When it comes to decisions on how to educate students, we must heed the voices of Michigan’s front-line educators. That’s been a steady refrain in my monthly columns – but it’s never been more critical than right now with lives on the line.
This week, the Michigan Education Association released the results of a member survey that underscores the concerns a vast majority of educators have with in-person learning amidst the global pandemic. Safety must come first. We appreciate the steps Gov. Gretchen Whitmer announced on Sunday to protect the public, students and school employees, but educators have made it clear they want and need further steps to be taken by state government and local school districts to stem the rising tide of COVID-19 cases.
Specifically, the MEA member survey – conducted last week with responses from more than 4,500 teachers and support staff across the state – revealed:
- Eighty-four percent are concerned about the safety of re-opening schools for in-person learning, with 71 percent of those educators noting specific concern for student safety along with their own.
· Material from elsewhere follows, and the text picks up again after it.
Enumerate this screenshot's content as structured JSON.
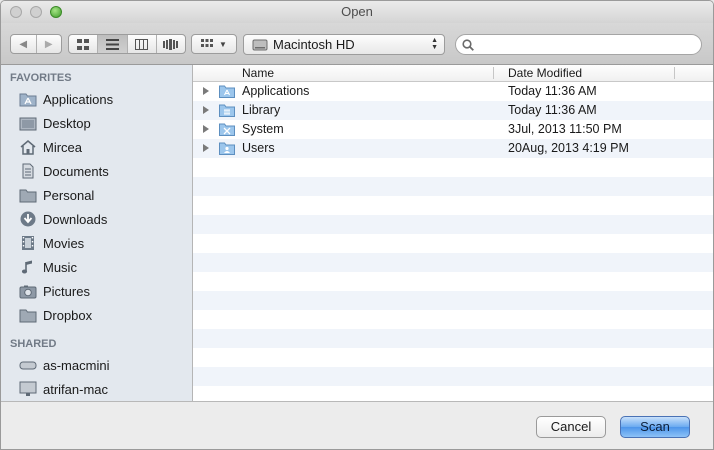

- Nearly three-quarters believe virtual learning should be a part of their school district’s instructional plan.
- Ninety-one percent say mask wearing is being observed by school employees, and 78 percent report mask wearing among students all or most of the time.
- Only 18 percent are witnessing social distancing among students at all times.
Perhaps the most telling finding is 68 percent of educators in districts that have not yet fully opened are doubtful schools can return to full in-person learning in January, as some districts are planning.
It is clear that when it comes to educators, the health and safety of students is their top priority. But we can’t do it alone. MEA has called on state lawmakers to adopt a mask mandate to help combat the spread of COVID-19, a plea that has been shared by the governor and more recently by the incoming Biden-Harris administration.
It’s time to follow the advice of public health experts to mitigate the spread of this virus. Policymakers must support efforts to control the spread of the coronavirus until such time that a vaccine can be widely-distributed. Based on recent news reports, we know that day is coming but until it’s here, state lawmakers need to protect our students and school employees by putting health and safety before all else.
That means pausing in-person learning at all levels while cases are skyrocketing, and delaying decisions to transition to greater levels of in-person learning until infection rates are under control.
Beyond embracing virtual learning, schools also need to embrace virtual working. Roughly one-third of educators engaged in virtual teaching are being required to show up to empty classrooms to work, which poses an unnecessary risk.
MEA members are committed to quality instruction. This survey shows work still needs to be done when it comes to virtual learning. While a majority of educators believe virtual learning is effective for students, 41 percent have found it lacking, especially compared to the in-person learning we all agree is preferable independent of this pandemic.
Educators, school support staff, and the MEA are committed to improving virtual learning until we can safely return to classrooms. This starts with providing educators the training and tools needed to meet that mission. It also means tackling the digital divide that has too many students and families struggling to connect to virtual learning, as well as addressing well-founded concerns about the level of engagement students and parents have with remote education given the many challenges families are facing in these unprecedented times.